Theophany

Scene from 
Theophany

St. Luke Parish celebrated the feast called
Epiphany or Theophany which means shining forth or manifestation. The emphasis in the
present-day celebration is on the appearance of Jesus as the human Messiah of Israel and
the Divine Son of God, One of the Holy Trinity with the Father and the Holy Spirit.
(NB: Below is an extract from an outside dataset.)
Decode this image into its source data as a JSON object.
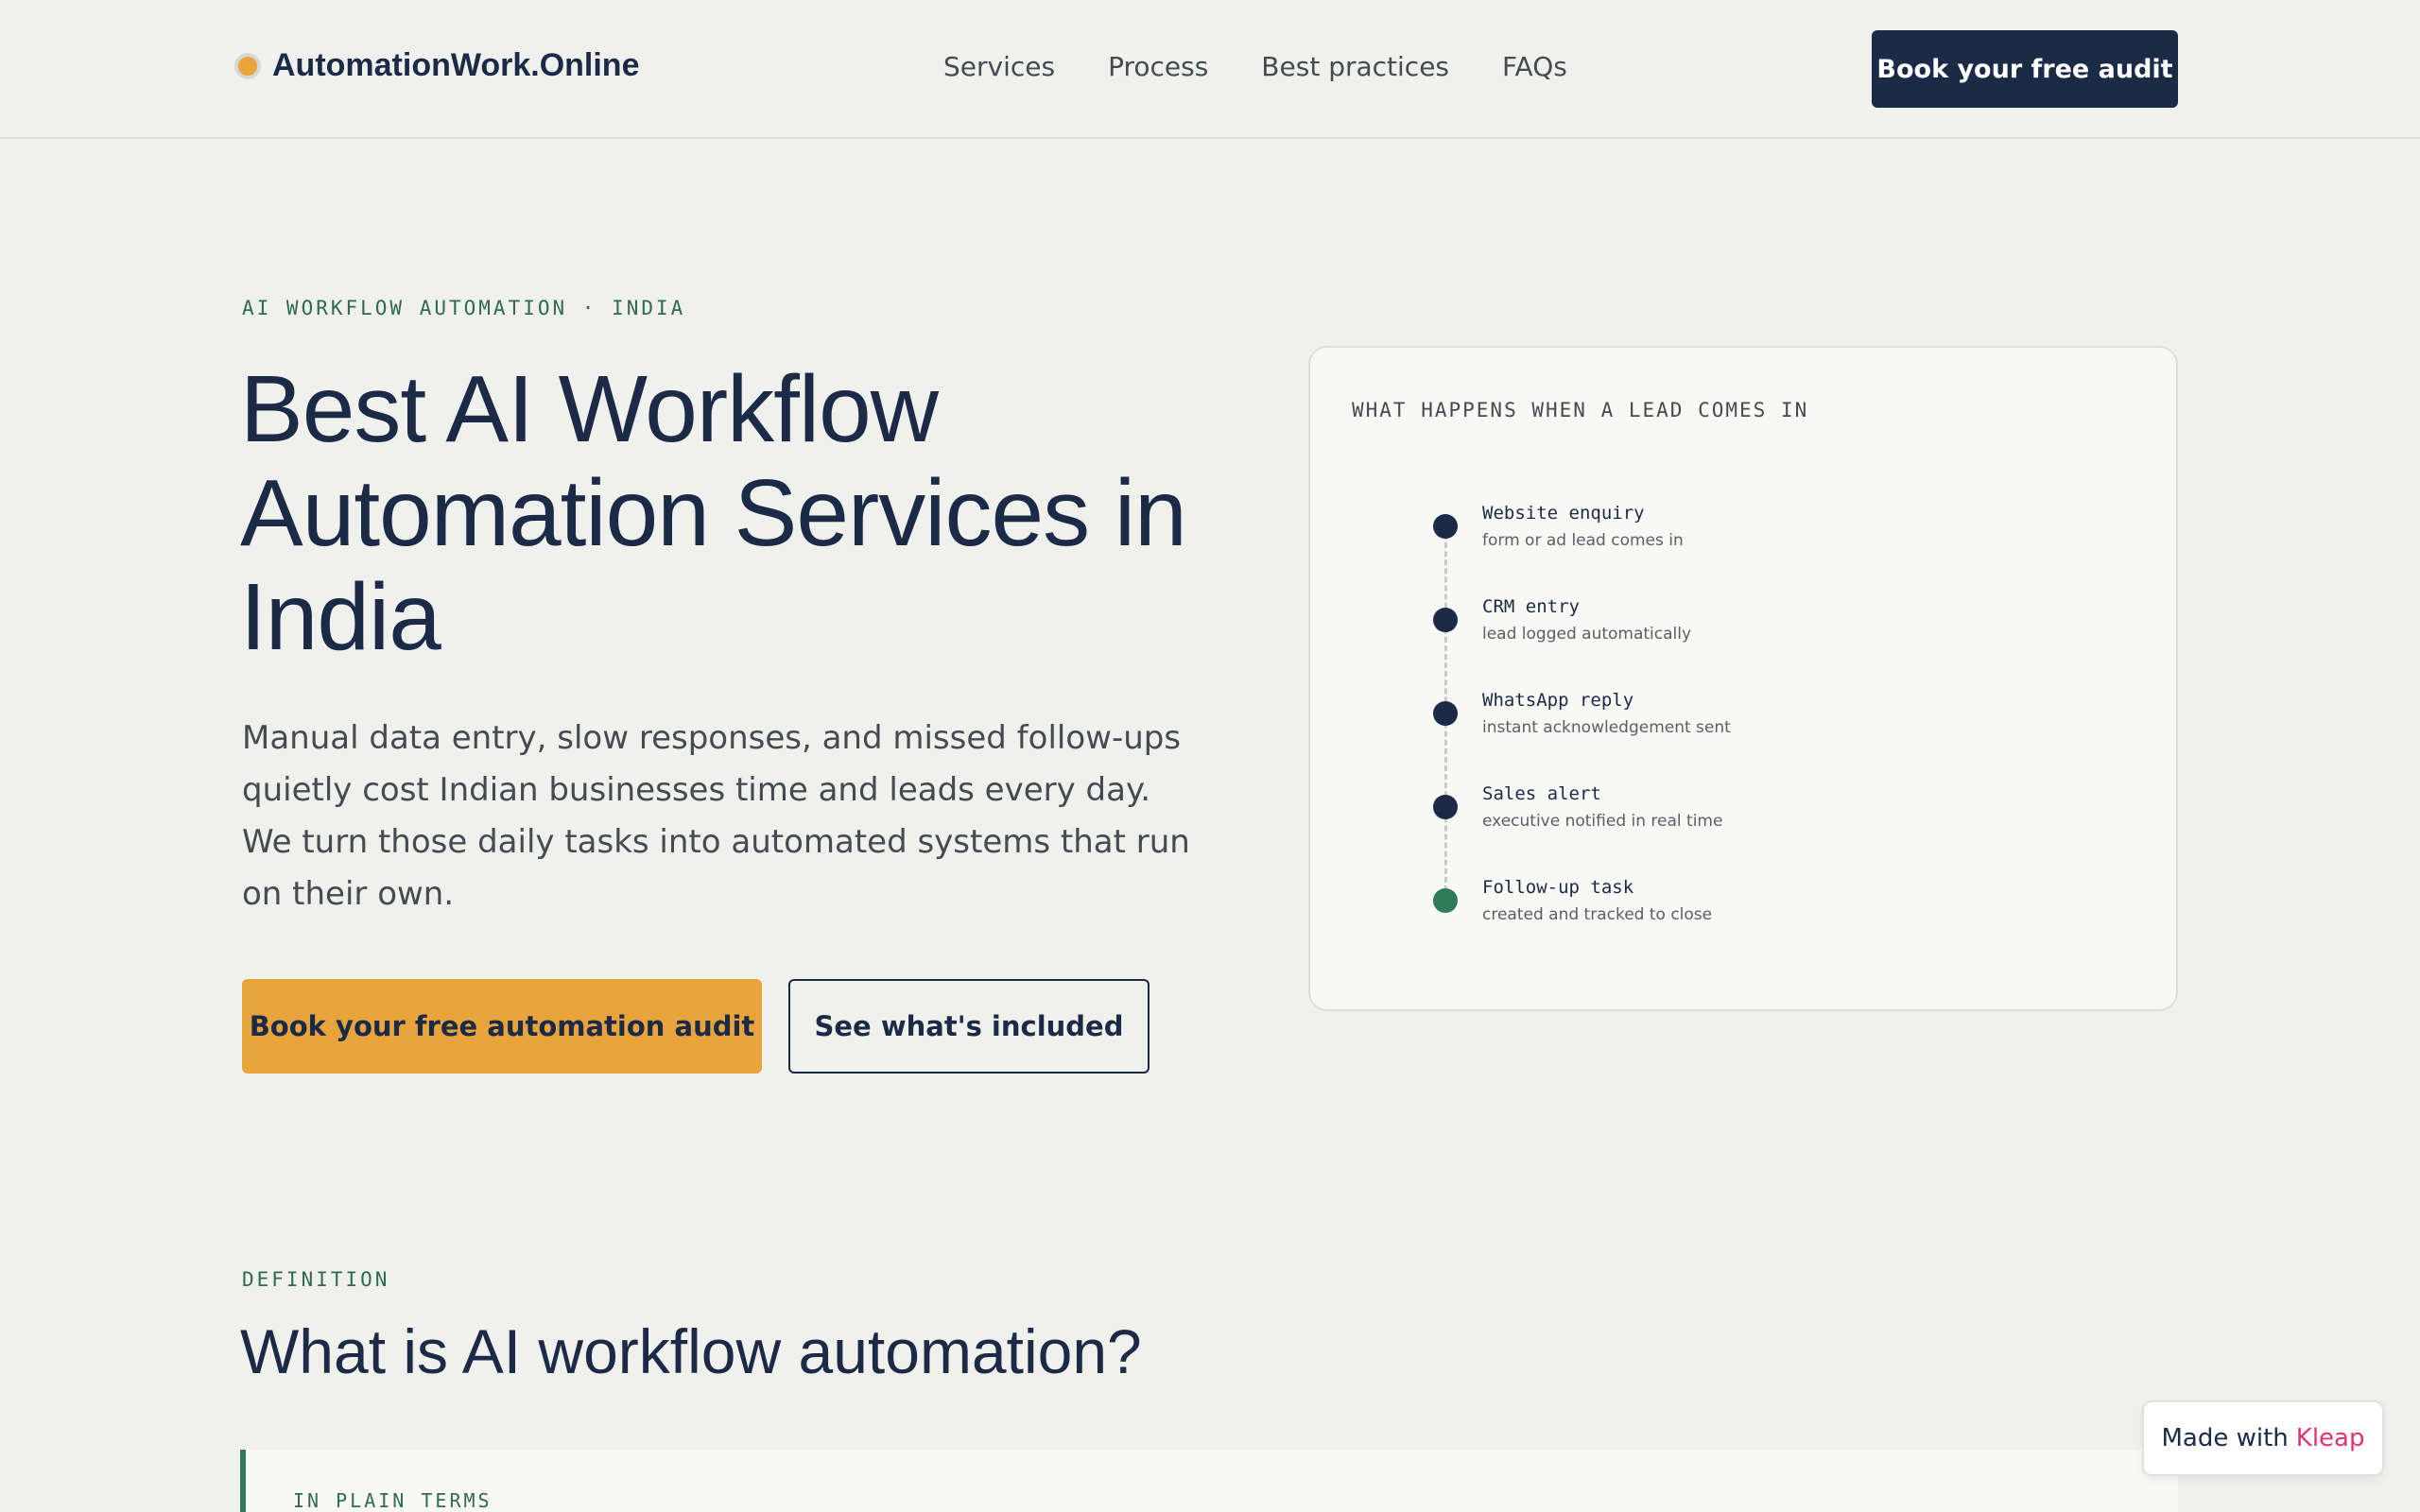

Thus, in the baptism by John in the Jordan, Jesus identifies Himself
with sinners as the Lamb of God who takes away the sins of the world (John 1:20), the
“Beloved” of the Father whose messianic fate it is to redeem men from their sins
(Luke 3:21, Mark 1:35). And He is revealed as well as One of the Holy Trinity, testified to
by the voice of the Father, and the Spirit in the form of a dove. This is the central
epiphany glorified is the feast day, the Holy Trinity. (Taken from Worship, The Orthodox
Faith Vol. II by Fr. Thomas Hopko)
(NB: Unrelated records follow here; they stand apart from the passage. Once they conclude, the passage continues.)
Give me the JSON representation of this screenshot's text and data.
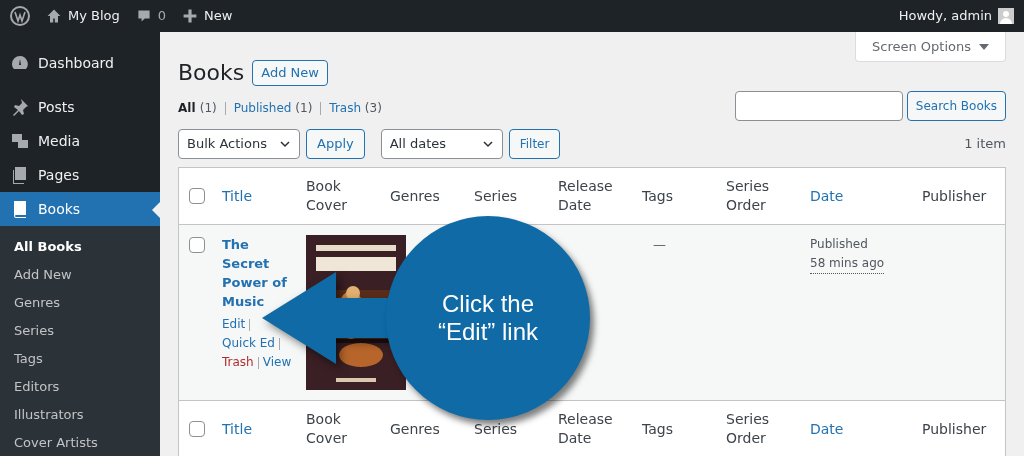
{
  "admin_bar": {
    "site": "My Blog",
    "comments": "0",
    "new": "New",
    "greeting": "Howdy, admin"
  },
  "sidebar": {
    "items": [
      {
        "label": "Dashboard",
        "selected": false
      },
      {
        "label": "Posts",
        "selected": false
      },
      {
        "label": "Media",
        "selected": false
      },
      {
        "label": "Pages",
        "selected": false
      },
      {
        "label": "Books",
        "selected": true,
        "children": [
          {
            "label": "All Books",
            "selected": true
          },
          {
            "label": "Add New",
            "selected": false
          },
          {
            "label": "Genres",
            "selected": false
          },
          {
            "label": "Series",
            "selected": false
          },
          {
            "label": "Tags",
            "selected": false
          },
          {
            "label": "Editors",
            "selected": false
          },
          {
            "label": "Illustrators",
            "selected": false
          },
          {
            "label": "Cover Artists",
            "selected": false
          }
        ]
      }
    ]
  },
  "screen_options": "Screen Options",
  "page_title": "Books",
  "add_new": "Add New",
  "filters": [
    {
      "label": "All",
      "count": "(1)",
      "selected": true
    },
    {
      "label": "Published",
      "count": "(1)",
      "selected": false
    },
    {
      "label": "Trash",
      "count": "(3)",
      "selected": false
    }
  ],
  "search": {
    "button": "Search Books"
  },
  "bulk_actions": "Bulk Actions",
  "apply": "Apply",
  "dates": "All dates",
  "filter": "Filter",
  "item_count": "1 item",
  "table": {
    "header_checked": false,
    "footer_checked": false,
    "columns": [
      {
        "label": "Title",
        "sortable": true
      },
      {
        "label": "Book Cover",
        "sortable": false
      },
      {
        "label": "Genres",
        "sortable": false
      },
      {
        "label": "Series",
        "sortable": false
      },
      {
        "label": "Release Date",
        "sortable": false
      },
      {
        "label": "Tags",
        "sortable": false
      },
      {
        "label": "Series Order",
        "sortable": false
      },
      {
        "label": "Date",
        "sortable": true
      },
      {
        "label": "Publisher",
        "sortable": false
      }
    ],
    "rows": [
      {
        "checked": false,
        "title": "The Secret Power of Music",
        "actions": [
          {
            "label": "Edit",
            "kind": "normal"
          },
          {
            "label": "Quick Ed",
            "kind": "normal"
          },
          {
            "label": "Trash",
            "kind": "danger"
          },
          {
            "label": "View",
            "kind": "normal"
          }
        ],
        "cover": {
          "kind": "picture"
        },
        "tags": "—",
        "status": "Published",
        "time": "58 mins ago"
      }
    ],
    "footer_columns": [
      {
        "label": "Title",
        "sortable": true
      },
      {
        "label": "Book Cover",
        "sortable": false
      },
      {
        "label": "Genres",
        "sortable": false
      },
      {
        "label": "Series",
        "sortable": false
      },
      {
        "label": "Release Date",
        "sortable": false
      },
      {
        "label": "Tags",
        "sortable": false
      },
      {
        "label": "Series Order",
        "sortable": false
      },
      {
        "label": "Date",
        "sortable": true
      },
      {
        "label": "Publisher",
        "sortable": false
      }
    ]
  },
  "callout": {
    "text": "Click the “Edit” link"
  }
}
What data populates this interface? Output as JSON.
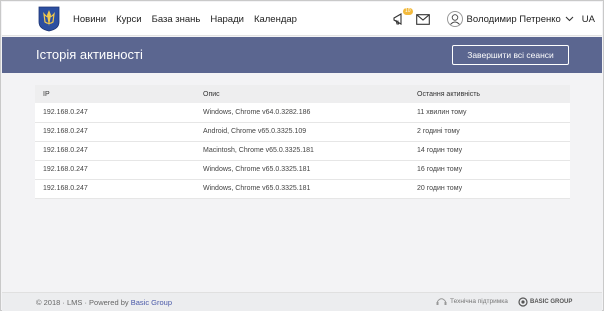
{
  "header": {
    "nav": [
      "Новини",
      "Курси",
      "База знань",
      "Наради",
      "Календар"
    ],
    "notifications_count": "10",
    "user_name": "Володимир Петренко",
    "lang": "UA"
  },
  "banner": {
    "title": "Історія активності",
    "end_sessions_label": "Завершити всі сеанси"
  },
  "table": {
    "headers": [
      "IP",
      "Опис",
      "Остання активність"
    ],
    "rows": [
      [
        "192.168.0.247",
        "Windows, Chrome v64.0.3282.186",
        "11 хвилин тому"
      ],
      [
        "192.168.0.247",
        "Android, Chrome v65.0.3325.109",
        "2 годині тому"
      ],
      [
        "192.168.0.247",
        "Macintosh, Chrome v65.0.3325.181",
        "14 годин тому"
      ],
      [
        "192.168.0.247",
        "Windows, Chrome v65.0.3325.181",
        "16 годин тому"
      ],
      [
        "192.168.0.247",
        "Windows, Chrome v65.0.3325.181",
        "20 годин тому"
      ]
    ]
  },
  "footer": {
    "copyright": "© 2018 · LMS · Powered by ",
    "powered_link": "Basic Group",
    "support": "Технічна підтримка",
    "brand": "BASIC GROUP"
  },
  "colors": {
    "banner": "#5b6690",
    "badge": "#f2b93b",
    "link": "#4a59a8"
  }
}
Scene from 
Theophany

Above we see Father Paul holding the cross high above the holy water,
he plunges the cross into the water. He does this three times
symbolizing the Baptism of Lord and Savior, Jesus Christ. During this the congregatition
sings the troparion for the day.
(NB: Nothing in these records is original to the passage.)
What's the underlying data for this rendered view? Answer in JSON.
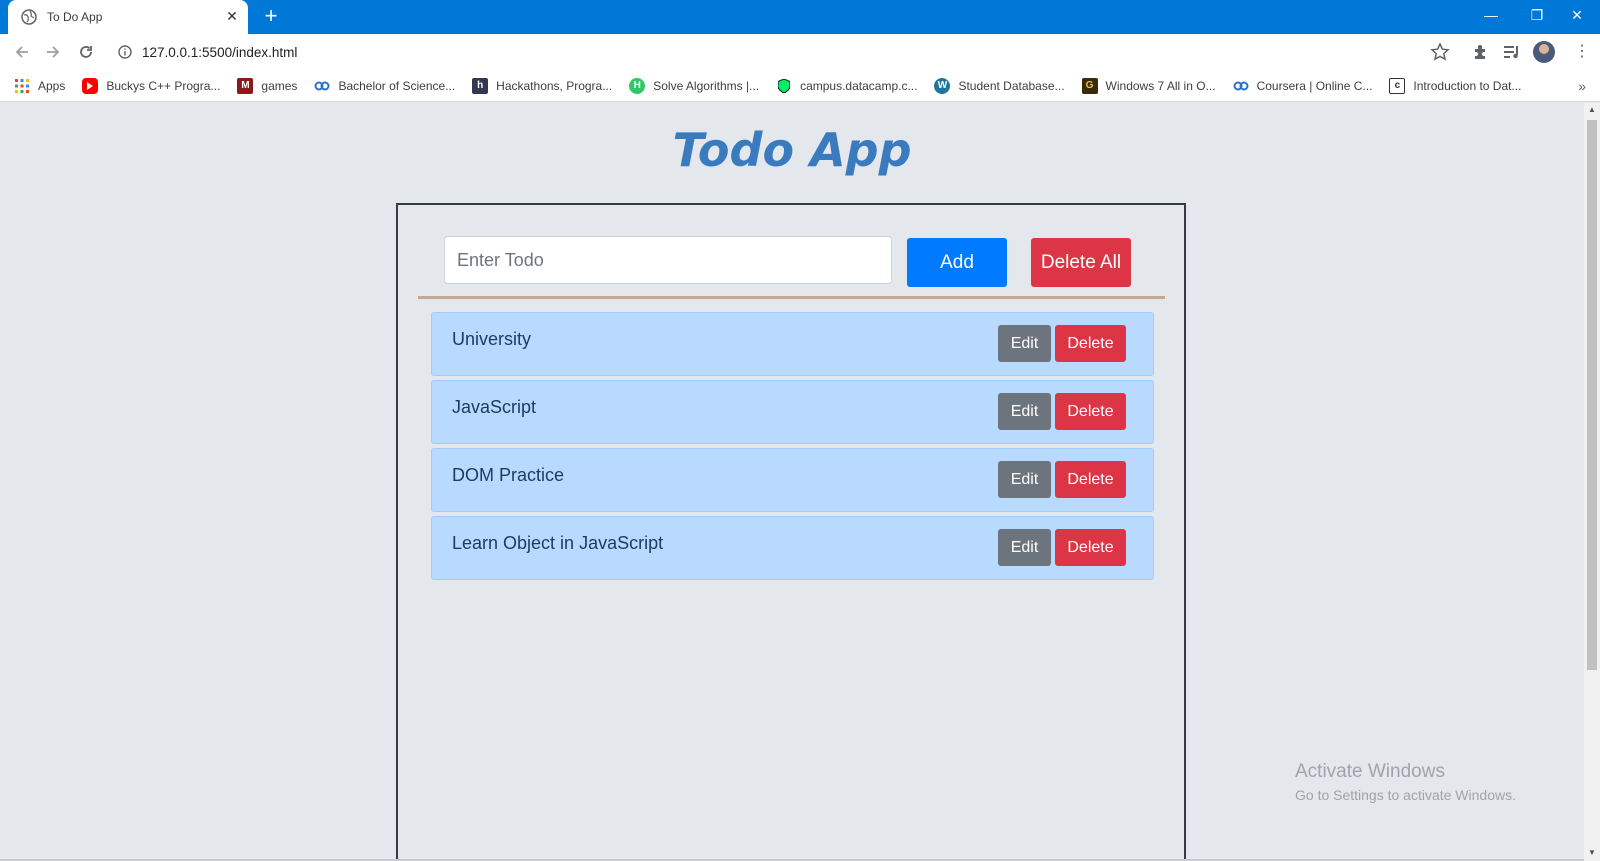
{
  "browser": {
    "tab_title": "To Do App",
    "tab_close": "✕",
    "new_tab": "+",
    "url": "127.0.0.1:5500/index.html",
    "window_controls": {
      "minimize": "—",
      "restore": "❐",
      "close": "✕"
    },
    "menu": "⋮"
  },
  "bookmarks": {
    "items": [
      {
        "label": "Apps",
        "icon": "apps-grid-icon"
      },
      {
        "label": "Buckys C++ Progra...",
        "icon": "youtube-icon"
      },
      {
        "label": "games",
        "icon": "games-icon"
      },
      {
        "label": "Bachelor of Science...",
        "icon": "coursera-icon"
      },
      {
        "label": "Hackathons, Progra...",
        "icon": "hackerearth-icon"
      },
      {
        "label": "Solve Algorithms |...",
        "icon": "hackerrank-icon"
      },
      {
        "label": "campus.datacamp.c...",
        "icon": "datacamp-icon"
      },
      {
        "label": "Student Database...",
        "icon": "wordpress-icon"
      },
      {
        "label": "Windows 7 All in O...",
        "icon": "g-icon"
      },
      {
        "label": "Coursera | Online C...",
        "icon": "coursera-icon"
      },
      {
        "label": "Introduction to Dat...",
        "icon": "doc-icon"
      }
    ],
    "more": "»"
  },
  "app": {
    "title": "Todo App",
    "input_placeholder": "Enter Todo",
    "input_value": "",
    "add_label": "Add",
    "delete_all_label": "Delete All",
    "todos": [
      {
        "text": "University",
        "edit_label": "Edit",
        "delete_label": "Delete"
      },
      {
        "text": "JavaScript",
        "edit_label": "Edit",
        "delete_label": "Delete"
      },
      {
        "text": "DOM Practice",
        "edit_label": "Edit",
        "delete_label": "Delete"
      },
      {
        "text": "Learn Object in JavaScript",
        "edit_label": "Edit",
        "delete_label": "Delete"
      }
    ]
  },
  "watermark": {
    "line1": "Activate Windows",
    "line2": "Go to Settings to activate Windows."
  },
  "colors": {
    "titlebar": "#0078d7",
    "title_text": "#3a7bc0",
    "primary": "#007bff",
    "danger": "#dc3545",
    "secondary": "#6c757d",
    "todo_item_bg": "#b8daff",
    "divider": "#c6a791"
  }
}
TROPARION: WHEN YOU, LORD, WERE BAPTIZED IN THE JORDAN, THE WORSHIP OF
THE TRINITY WAS MADE MANIFEST. FOR THE VOICE OF THE FATHER BORE WITNESS TO YOU, AND CALLED
YOU HIS BELOVED SON. AND THE SPIRIT, IN THE FORM OF A DOVE CONFIRMED THE TRUTHFULNESS OF
HIS WORD. O CHRIST OUR GOD, YOU HAVE REVEALED YOURSELF AND HAVE ENLIGHTENED THE WORLD,
GLORY TO YOU!

Following the service, Father Paul blessed each parishioner with holy
water and those who wished had a drink of the holy water as well for healing of soul and body.
Some parishioners took holy water home as well in special containers.

Open Microphone Sunday

Scene from Open 
Microphone Sunday

Recently St. Luke Parish held its first ever “Open Microphone Sunday” inviting the parishioners to perform.
Protinica Michelle and her daughter Catherine led the way with a Christmas Carol.

Scene from Open 
Microphone Sunday

Not to be out done, Deacon Andrew with Fr. Paul on guitar came next.

Scene from Open 
Microphone Sunday

Lee took his turn at the microphone.

Scene from Open 
Microphone Sunday

Fr. Alexis accompanied by Sharon.

Scene from Open
Microphone Sunday

We were treated to an impressive classical performance.

Scene from Open 
Microphone Sunday

There was no age limt for our performers.

Scene from Open 
Microphone Sunday

Finally we were treated to a guitar and fiddle trio. Thank you to all who performed for us.

Garden Center Visit For January

Scene from 
Garden Center Visit For January

Fr. Andrew read the story about John Baptist de la Salle. He was born in France, ordained in 1678 and was
known for his work with the poor. He was very involved in education and founded the Institute of the Brother of the Christian
Schools. He was one of the first to emphasize classroom teaching over individual instruction.

Scene from 
Garden Center Visit For January

Fr. Andrew blessing St. Basil’s Sweet Bread. Wishing to distribute money to the poor in a discreet manner,
St. Basil had some women bake sweetened bread, in which he placed gold coins. This tradition started in the 4th century in
Cappadocia and is very much alive in our Orthodox homes each year on January 1st.

Scene from 
Garden Center Visit For January

Steven was the lucky one to find the coin and is considered the blessed one for the year.

Scene from 
Garden Center Visit For January

Our evening ended enjoying the sweet bread with Stea, the talented baker.

St. Basil’s Bread

Scene from St. Basil's Bread

At the conclusion of the Feast day Liturgy the cutting of the St. Basil’s bread is celebrated. This is primarily a Greek Orthodox custom which is called Vasilopita. The loaf is blessed with holy water and with the words. This bread is blessed and sanctified by the power of the Holy Spirit. Aristea explaining the tradition of St. Basil’s Sweet Bread and how it should be sliced and served.

Scene from St. Basil's Bread

Fr. John prays over the bread.

Scene from St. Basil's Bread

The bread is then cut by the priest and slices are distributed to those present at the service. Baked into the loaf is a gold coin which symbolizes the charitable activities of St. Basil. The person who receives the coin will have a prosperous year so they to can be generous to the poor.

Scene from St. Basil's Bread

Fr. Jonas was the lucky one to get the coin and he who finds the coin is considered the blessed one for the year.